(Items listed in a dataset)
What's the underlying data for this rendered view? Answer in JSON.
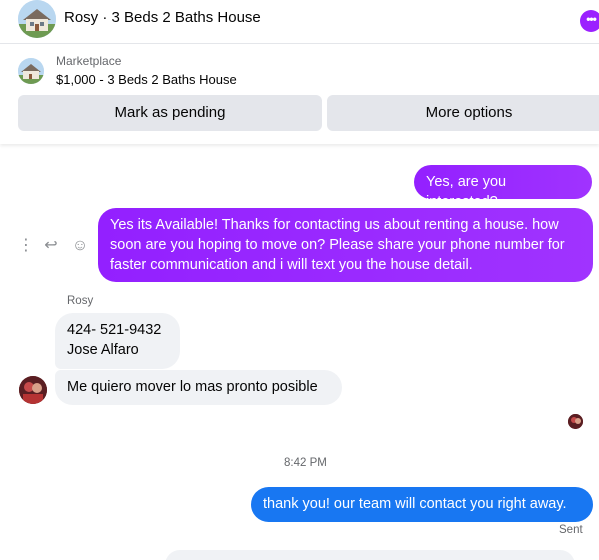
{
  "header": {
    "title": "Rosy · 3 Beds 2 Baths House",
    "avatar_icon": "house-photo-icon",
    "more_icon": "more-options-icon",
    "accent": "#9b20ff"
  },
  "listing": {
    "source": "Marketplace",
    "title": "$1,000 - 3 Beds 2 Baths House",
    "buttons": {
      "pending": "Mark as pending",
      "more": "More options"
    }
  },
  "conversation": {
    "messages": [
      {
        "direction": "outgoing",
        "text": "Yes, are you interested?"
      },
      {
        "direction": "outgoing",
        "text": "Yes its Available! Thanks for contacting us about renting a house. how soon are you hoping to move on? Please share your phone number for faster communication and i will text you the house detail."
      },
      {
        "direction": "incoming",
        "sender": "Rosy",
        "lines": [
          "424- 521-9432",
          "Jose Alfaro"
        ]
      },
      {
        "direction": "incoming",
        "text": "Me quiero mover lo mas pronto posible"
      },
      {
        "direction": "outgoing",
        "text": "thank you! our team will contact you right away.",
        "status": "Sent"
      }
    ],
    "time_separator": "8:42 PM",
    "message_actions": [
      "more-icon",
      "reply-icon",
      "react-icon"
    ]
  },
  "colors": {
    "outgoing_purple": "#9320ff",
    "outgoing_blue": "#1877f2",
    "incoming_gray": "#f0f2f5"
  }
}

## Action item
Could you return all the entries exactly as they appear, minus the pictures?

## Solution
What's the underlying data for this rendered view? Answer in JSON.
{
  "header": {
    "title": "Rosy · 3 Beds 2 Baths House",
    "avatar_icon": "house-photo-icon",
    "more_icon": "more-options-icon",
    "accent": "#9b20ff"
  },
  "listing": {
    "source": "Marketplace",
    "title": "$1,000 - 3 Beds 2 Baths House",
    "buttons": {
      "pending": "Mark as pending",
      "more": "More options"
    }
  },
  "conversation": {
    "messages": [
      {
        "direction": "outgoing",
        "text": "Yes, are you interested?"
      },
      {
        "direction": "outgoing",
        "text": "Yes its Available! Thanks for contacting us about renting a house. how soon are you hoping to move on? Please share your phone number for faster communication and i will text you the house detail."
      },
      {
        "direction": "incoming",
        "sender": "Rosy",
        "lines": [
          "424- 521-9432",
          "Jose Alfaro"
        ]
      },
      {
        "direction": "incoming",
        "text": "Me quiero mover lo mas pronto posible"
      },
      {
        "direction": "outgoing",
        "text": "thank you! our team will contact you right away.",
        "status": "Sent"
      }
    ],
    "time_separator": "8:42 PM",
    "message_actions": [
      "more-icon",
      "reply-icon",
      "react-icon"
    ]
  },
  "colors": {
    "outgoing_purple": "#9320ff",
    "outgoing_blue": "#1877f2",
    "incoming_gray": "#f0f2f5"
  }
}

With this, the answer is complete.